Seven ways to deal with difficult people
19 April 2013, 12:42
Everyone has one or two difficult people in their lives. Either at work, or at home or in their extended families. We cannot always escape them. Try as hard as we might. There are some people who are enough to make a mule back away from an oat bin.
These difficult people have a couple of characteristics in common:
- "Don't you think you would look better if you changed your hairstyle?" says your mother-in-law.
- "I know that's what I told you to do yesterday, but I have changed my mind now," says your boss.
- "I've been waiting for five minutes in this queue. I demand to see the manager," says the difficult customer.
- "I've been sick for three days, but I don't suppose it matters to you, does it?" says your elderly father.
What you can do to deal with themDon't disagree.
- They collect perceived injustices like other people collect stamps.
- They will look past nine positive things and pick out one negative thing.
- They take a perverse kind of joy in playing the "Ain't it awful?" game.
- There is a subtext to their moaning, namely "So what are you going to do about it?"
- They love complaining about things over which you have little or no control, like the weather.
- They are exhausting to be with, not to speak of exasperating.
- They strip you of positive feelings, hope and optimism by their constant harping on the negative.
- They make you feel helpless, hopeless and trapped.

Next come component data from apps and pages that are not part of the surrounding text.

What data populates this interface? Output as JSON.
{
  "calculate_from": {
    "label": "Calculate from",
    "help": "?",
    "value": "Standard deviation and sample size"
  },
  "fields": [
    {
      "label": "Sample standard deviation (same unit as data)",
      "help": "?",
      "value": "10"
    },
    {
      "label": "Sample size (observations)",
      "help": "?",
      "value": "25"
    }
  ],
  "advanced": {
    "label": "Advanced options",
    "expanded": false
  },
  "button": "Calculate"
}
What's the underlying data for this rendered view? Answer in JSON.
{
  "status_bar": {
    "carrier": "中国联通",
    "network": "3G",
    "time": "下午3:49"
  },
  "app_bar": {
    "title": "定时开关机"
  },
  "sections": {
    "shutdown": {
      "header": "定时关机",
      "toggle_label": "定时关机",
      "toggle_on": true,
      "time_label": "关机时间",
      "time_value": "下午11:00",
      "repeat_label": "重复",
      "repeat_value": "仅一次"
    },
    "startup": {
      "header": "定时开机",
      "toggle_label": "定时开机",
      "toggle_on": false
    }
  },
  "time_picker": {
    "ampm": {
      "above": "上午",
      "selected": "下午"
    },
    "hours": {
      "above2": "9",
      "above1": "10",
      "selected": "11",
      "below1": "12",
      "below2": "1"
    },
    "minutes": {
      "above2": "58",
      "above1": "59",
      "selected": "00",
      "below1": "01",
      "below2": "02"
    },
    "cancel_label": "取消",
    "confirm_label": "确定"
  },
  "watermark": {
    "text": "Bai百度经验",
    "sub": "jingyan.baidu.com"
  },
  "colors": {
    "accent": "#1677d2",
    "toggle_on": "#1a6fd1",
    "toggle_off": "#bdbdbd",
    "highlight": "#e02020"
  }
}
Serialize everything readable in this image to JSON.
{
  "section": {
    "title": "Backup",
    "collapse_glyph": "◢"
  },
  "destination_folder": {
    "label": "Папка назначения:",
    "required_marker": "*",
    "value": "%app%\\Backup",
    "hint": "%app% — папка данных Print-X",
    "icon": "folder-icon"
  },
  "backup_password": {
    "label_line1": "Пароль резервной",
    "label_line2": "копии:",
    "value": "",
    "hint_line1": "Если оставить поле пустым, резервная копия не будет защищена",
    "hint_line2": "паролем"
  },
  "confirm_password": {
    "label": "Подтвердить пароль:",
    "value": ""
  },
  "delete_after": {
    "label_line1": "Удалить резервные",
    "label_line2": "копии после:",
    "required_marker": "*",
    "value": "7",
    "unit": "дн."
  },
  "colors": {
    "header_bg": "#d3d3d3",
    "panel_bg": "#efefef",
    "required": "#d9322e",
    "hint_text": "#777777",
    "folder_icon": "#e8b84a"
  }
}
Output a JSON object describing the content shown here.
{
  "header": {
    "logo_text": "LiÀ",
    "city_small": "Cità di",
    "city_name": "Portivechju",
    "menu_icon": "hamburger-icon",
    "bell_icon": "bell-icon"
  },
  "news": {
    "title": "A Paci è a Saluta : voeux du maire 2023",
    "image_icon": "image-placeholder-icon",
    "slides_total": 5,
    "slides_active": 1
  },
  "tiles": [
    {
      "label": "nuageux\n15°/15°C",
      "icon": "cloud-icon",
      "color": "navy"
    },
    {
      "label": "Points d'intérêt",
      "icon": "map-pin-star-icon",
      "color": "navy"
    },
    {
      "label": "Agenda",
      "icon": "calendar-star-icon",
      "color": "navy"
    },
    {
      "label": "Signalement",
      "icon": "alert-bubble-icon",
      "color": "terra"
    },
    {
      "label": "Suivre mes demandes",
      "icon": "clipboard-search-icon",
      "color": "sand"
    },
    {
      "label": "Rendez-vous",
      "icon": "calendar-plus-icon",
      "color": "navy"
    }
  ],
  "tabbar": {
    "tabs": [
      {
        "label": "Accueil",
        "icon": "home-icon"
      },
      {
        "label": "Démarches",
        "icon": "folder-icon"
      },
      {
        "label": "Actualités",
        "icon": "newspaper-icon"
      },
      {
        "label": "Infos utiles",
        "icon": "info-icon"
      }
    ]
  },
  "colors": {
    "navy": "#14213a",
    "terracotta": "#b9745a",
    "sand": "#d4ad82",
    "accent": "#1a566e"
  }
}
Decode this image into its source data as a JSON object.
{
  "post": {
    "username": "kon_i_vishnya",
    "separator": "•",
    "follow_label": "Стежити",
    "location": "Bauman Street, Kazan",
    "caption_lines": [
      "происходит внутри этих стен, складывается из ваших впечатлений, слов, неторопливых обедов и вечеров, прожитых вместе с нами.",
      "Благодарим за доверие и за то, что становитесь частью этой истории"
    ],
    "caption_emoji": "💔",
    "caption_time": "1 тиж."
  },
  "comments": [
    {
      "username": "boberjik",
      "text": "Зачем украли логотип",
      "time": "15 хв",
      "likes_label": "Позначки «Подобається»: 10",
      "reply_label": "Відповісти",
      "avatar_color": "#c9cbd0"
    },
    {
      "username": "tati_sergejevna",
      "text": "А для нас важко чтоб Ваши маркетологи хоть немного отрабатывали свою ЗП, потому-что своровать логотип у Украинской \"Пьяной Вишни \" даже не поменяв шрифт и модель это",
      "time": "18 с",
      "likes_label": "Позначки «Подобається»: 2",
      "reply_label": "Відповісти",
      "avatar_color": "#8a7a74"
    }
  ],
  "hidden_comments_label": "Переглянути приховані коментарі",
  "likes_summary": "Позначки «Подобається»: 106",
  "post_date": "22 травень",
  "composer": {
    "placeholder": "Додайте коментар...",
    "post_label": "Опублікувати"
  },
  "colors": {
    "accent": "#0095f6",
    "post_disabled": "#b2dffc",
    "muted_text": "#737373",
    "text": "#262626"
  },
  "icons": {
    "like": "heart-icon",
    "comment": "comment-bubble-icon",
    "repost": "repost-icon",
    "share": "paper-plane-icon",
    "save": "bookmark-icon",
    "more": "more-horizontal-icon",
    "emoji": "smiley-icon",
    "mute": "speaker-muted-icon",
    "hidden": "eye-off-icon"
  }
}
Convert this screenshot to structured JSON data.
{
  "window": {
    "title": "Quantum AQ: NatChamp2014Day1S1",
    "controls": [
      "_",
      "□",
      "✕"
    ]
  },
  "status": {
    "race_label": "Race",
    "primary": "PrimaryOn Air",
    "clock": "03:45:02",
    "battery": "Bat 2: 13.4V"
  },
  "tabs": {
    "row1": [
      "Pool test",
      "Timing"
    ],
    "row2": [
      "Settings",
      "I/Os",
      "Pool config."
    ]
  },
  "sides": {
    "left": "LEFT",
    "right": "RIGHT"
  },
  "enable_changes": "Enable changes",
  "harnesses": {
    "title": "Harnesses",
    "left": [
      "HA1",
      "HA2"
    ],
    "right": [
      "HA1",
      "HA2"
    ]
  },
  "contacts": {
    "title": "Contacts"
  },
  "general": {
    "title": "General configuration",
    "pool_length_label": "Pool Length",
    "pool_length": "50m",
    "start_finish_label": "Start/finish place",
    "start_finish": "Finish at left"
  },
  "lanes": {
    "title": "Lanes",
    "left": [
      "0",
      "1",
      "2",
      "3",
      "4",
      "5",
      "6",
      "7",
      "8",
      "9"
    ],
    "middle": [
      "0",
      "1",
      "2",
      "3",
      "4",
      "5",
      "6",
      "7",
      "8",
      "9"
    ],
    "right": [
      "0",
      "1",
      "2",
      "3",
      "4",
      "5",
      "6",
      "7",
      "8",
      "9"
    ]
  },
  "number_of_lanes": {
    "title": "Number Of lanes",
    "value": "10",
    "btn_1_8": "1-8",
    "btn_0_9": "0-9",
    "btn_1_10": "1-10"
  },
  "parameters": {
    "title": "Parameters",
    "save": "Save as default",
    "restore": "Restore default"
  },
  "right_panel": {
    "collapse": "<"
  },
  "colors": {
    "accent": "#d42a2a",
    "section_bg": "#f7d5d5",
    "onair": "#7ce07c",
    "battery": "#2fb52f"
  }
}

These people thrive on confrontation and that's exactly what they're trying to elicit from you. If you get on your high horse and start fighting, most of the time you'll be giving them exactly what they want. They've been fighting all their lives and you will not win if you engage with them on that level. Answers like "I'll think about it" and "Yes, it's terrible, isn't it?" let you off the hook. It buys time, it's a reply, but it doesn't engage you in the hoped-for confrontation.Put the ball in their court.
Say "I'm sorry that you feel that way". It sounds like an apology, but is everything but. It actually says that you feel pity for them that they've chosen to approach things in this manner.Acknowledge their right to an opinion.
If you say, "I suppose everyone has the right to their opinion", you also don't engage them. At the same time, you stress the fact that you're entitled to a different opinion.Challenge with a smile.
Difficult people are caught unawares by friendliness. If they're harping on about things beyond your control, there are two questions that usually put an end to their ramblings. One is, "What do you think I can do about it?" and the other is, "So what is there you can do about it?"Minimise contact.
These people haemorrhage energy from you. Avoid them as far as you can. If you can't, involve them in some way so that they share responsibility for what they would like to criticise. If your mother-in-law cooked half the Christmas lunch, she is less likely to be negative about it.Think of what they're feeling.
The difficult customer complaining about the long queue feels overlooked and unimportant. Often a kind word of sympathy will go a long way towards calming them down and making them feel recognised. People often complain, because they feel neglected and are hoping that the complaint will galvanise you into action. In the case of family, or the ill father above, he needs reassurance and possibly half an hour of your time. It causes less friction to give it than to withhold it.Don't let yourself be manipulated.
Sometimes it is less hassle to give in once or twice, but if you are constantly being manipulated by someone into doing things they should be doing for themselves, it is time to learn to say no. This doesn't need to be done in a confrontational manner. Say "Sorry, that won't be possible today" or "I'll think about it" if you don't want to be blunt.
(Susan Erasmus, Health24, updated March 2013)